    4. When the light sensor detects the line, have the first motor stop and the other motor turn until the light sensor detects the floor, at which point the second motor will stop.
    5. Insert a loop around the program so that the car continually follows the line.
  4. Allow students to test their design on a tapeline on the floor.
  5. Tell students that they may redesign their car as this is an important step in the Engineering Design Process.
  6. When students have completed their cars have them fill out their final design sheets.
  7. Gather students together as a class and let each group share their car. Discuss the activity as a class.
Extensions or Modifications: - Create a theme for the project such as “rounding the bases” so that the students cars have to do more than just follow a line.
- Have a challenge at the end of the line. For example, at the end of the line there is a box that the NXT car must pick up. Students must design a robotic arm to lift the box.
Sample Image 1 http://sites.tufts.edu/stompactivitydatabase/files/formidable/60_image_2.jpg
Sample Image 2 http://sites.tufts.edu/stompactivitydatabase/files/formidable/60_image_3.png
Sample Image 3 http://sites.tufts.edu/stompactivitydatabase/files/formidable/Line-Follower.pdf
Sample Image 4 http://sites.tufts.edu/stompactivitydatabase/files/formidable/Building_Design_Sheet.pdf

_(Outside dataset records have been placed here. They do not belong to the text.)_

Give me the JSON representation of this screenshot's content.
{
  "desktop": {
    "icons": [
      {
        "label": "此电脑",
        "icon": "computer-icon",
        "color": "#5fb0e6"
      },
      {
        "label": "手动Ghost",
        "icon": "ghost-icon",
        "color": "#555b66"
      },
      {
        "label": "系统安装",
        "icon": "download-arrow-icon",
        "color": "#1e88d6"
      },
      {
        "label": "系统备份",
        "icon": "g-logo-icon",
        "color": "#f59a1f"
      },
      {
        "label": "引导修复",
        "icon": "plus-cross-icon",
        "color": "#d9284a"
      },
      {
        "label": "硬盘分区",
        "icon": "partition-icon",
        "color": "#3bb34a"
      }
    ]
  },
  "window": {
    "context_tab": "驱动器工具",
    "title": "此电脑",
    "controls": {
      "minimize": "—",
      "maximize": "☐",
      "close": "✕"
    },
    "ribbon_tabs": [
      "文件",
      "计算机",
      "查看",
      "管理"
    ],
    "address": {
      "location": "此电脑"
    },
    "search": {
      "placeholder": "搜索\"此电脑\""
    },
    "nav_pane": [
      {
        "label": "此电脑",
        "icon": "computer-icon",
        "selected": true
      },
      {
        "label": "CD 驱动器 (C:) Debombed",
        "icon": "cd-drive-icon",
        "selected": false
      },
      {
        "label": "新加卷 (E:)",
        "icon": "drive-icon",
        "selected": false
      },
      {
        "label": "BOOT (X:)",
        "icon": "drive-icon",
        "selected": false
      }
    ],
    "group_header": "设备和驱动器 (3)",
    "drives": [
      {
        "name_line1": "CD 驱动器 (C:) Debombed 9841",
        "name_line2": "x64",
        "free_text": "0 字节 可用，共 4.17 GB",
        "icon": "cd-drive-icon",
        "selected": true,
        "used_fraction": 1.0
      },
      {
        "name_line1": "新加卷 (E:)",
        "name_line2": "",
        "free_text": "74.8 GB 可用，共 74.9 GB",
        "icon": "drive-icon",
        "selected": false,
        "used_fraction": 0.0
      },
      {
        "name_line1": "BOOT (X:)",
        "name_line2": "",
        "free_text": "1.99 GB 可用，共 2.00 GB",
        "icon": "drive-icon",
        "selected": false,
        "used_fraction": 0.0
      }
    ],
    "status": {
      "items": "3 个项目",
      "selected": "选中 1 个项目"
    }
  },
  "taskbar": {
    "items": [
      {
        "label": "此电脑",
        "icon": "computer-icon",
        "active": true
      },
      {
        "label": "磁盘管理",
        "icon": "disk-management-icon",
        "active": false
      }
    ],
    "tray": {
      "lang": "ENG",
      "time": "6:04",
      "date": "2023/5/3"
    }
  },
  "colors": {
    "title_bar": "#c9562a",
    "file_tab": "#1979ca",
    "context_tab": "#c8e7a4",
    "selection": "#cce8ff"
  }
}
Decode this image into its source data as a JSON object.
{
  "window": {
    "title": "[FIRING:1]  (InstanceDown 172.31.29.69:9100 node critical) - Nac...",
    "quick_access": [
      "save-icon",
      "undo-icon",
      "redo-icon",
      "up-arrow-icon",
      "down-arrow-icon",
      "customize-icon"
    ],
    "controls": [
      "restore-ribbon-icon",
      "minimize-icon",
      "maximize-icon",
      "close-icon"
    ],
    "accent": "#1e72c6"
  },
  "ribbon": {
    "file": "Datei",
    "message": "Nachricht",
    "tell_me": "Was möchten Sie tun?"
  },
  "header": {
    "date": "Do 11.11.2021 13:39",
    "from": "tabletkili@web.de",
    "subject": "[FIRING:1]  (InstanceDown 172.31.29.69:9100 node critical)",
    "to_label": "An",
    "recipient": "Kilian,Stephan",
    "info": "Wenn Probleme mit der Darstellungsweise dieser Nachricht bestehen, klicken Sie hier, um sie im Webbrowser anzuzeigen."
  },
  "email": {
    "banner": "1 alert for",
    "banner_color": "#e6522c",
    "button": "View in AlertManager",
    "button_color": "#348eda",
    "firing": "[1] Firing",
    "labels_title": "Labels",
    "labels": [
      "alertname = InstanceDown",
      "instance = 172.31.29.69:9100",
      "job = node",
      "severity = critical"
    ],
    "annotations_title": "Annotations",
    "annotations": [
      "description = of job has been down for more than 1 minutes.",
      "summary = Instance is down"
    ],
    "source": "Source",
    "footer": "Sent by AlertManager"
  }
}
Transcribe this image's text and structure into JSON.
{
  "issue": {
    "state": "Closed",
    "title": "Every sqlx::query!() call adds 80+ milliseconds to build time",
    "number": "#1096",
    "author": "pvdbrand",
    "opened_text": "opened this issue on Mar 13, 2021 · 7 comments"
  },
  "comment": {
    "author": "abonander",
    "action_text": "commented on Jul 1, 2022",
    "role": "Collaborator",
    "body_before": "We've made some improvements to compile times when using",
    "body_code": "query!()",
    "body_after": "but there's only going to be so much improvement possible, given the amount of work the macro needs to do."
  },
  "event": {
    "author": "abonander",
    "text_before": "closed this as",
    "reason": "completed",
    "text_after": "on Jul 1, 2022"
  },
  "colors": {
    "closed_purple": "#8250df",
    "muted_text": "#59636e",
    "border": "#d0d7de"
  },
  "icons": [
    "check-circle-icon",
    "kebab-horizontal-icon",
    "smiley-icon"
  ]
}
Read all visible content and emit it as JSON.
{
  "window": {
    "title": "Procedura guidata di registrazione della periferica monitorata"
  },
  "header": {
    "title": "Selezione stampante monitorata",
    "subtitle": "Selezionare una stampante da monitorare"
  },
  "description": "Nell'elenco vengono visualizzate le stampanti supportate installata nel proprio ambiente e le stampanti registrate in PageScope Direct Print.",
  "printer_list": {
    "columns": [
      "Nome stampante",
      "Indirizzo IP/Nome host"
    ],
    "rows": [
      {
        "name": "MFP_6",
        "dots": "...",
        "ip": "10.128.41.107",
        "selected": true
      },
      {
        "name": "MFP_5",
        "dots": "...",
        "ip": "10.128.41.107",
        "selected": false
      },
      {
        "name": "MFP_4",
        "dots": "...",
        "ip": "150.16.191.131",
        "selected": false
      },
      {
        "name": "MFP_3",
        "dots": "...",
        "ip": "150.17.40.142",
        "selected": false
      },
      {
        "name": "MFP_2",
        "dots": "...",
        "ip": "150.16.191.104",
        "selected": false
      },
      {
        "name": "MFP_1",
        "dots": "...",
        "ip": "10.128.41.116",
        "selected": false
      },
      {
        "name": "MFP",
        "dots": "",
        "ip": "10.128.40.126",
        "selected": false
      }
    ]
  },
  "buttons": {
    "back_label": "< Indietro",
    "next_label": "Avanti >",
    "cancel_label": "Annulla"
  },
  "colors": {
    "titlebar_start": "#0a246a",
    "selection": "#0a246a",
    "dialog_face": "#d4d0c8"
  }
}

Sample Image 5 http://sites.tufts.edu/stompactivitydatabase/files/formidable/Final_Design_Sheet.pdf

Switch to our mobile site